### [TASK TO CARRY OUT]
I'd like the data beneath this line reproduced exactly, without any of its images.

### [Component data from apps and pages]

◆ ◆ ◆ ◆ ◆ ◆ ◆

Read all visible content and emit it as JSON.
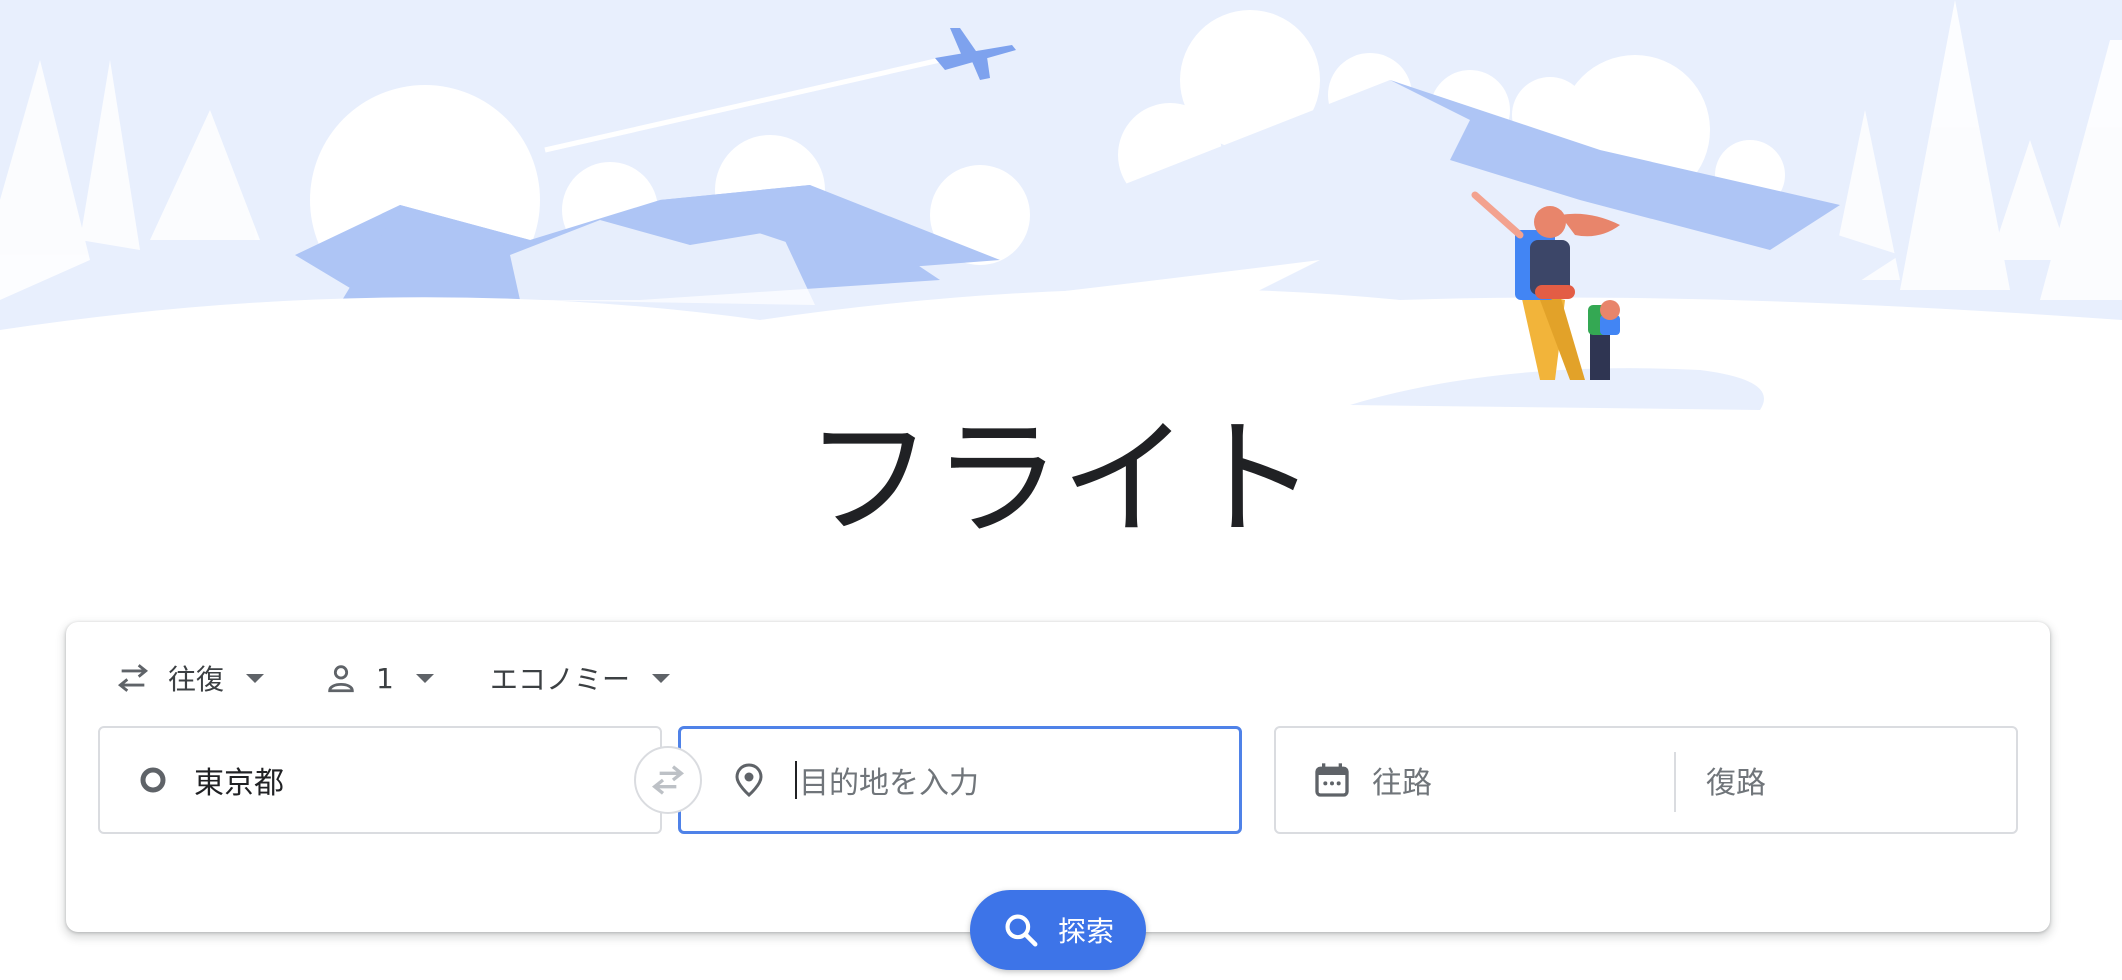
{
  "page": {
    "title": "フライト"
  },
  "trip_options": {
    "trip_type": {
      "label": "往復",
      "icon": "swap-arrows-icon"
    },
    "passengers": {
      "count": "1",
      "icon": "person-icon"
    },
    "cabin_class": {
      "label": "エコノミー"
    }
  },
  "origin": {
    "value": "東京都",
    "icon": "circle-origin-icon"
  },
  "swap": {
    "icon": "swap-horizontal-icon"
  },
  "destination": {
    "placeholder": "目的地を入力",
    "icon": "location-pin-icon"
  },
  "dates": {
    "departure_placeholder": "往路",
    "return_placeholder": "復路",
    "icon": "calendar-icon"
  },
  "search": {
    "label": "探索",
    "icon": "search-icon"
  },
  "colors": {
    "accent": "#3d74e8",
    "focus_border": "#4f82e8",
    "hero_sky": "#e8effd",
    "hero_mountain": "#aec5f5"
  }
}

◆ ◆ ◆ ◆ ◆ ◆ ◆

### [SOLUTION FOR THIS TASK]
Read all visible content and emit it as JSON.
{
  "page": {
    "title": "フライト"
  },
  "trip_options": {
    "trip_type": {
      "label": "往復",
      "icon": "swap-arrows-icon"
    },
    "passengers": {
      "count": "1",
      "icon": "person-icon"
    },
    "cabin_class": {
      "label": "エコノミー"
    }
  },
  "origin": {
    "value": "東京都",
    "icon": "circle-origin-icon"
  },
  "swap": {
    "icon": "swap-horizontal-icon"
  },
  "destination": {
    "placeholder": "目的地を入力",
    "icon": "location-pin-icon"
  },
  "dates": {
    "departure_placeholder": "往路",
    "return_placeholder": "復路",
    "icon": "calendar-icon"
  },
  "search": {
    "label": "探索",
    "icon": "search-icon"
  },
  "colors": {
    "accent": "#3d74e8",
    "focus_border": "#4f82e8",
    "hero_sky": "#e8effd",
    "hero_mountain": "#aec5f5"
  }
}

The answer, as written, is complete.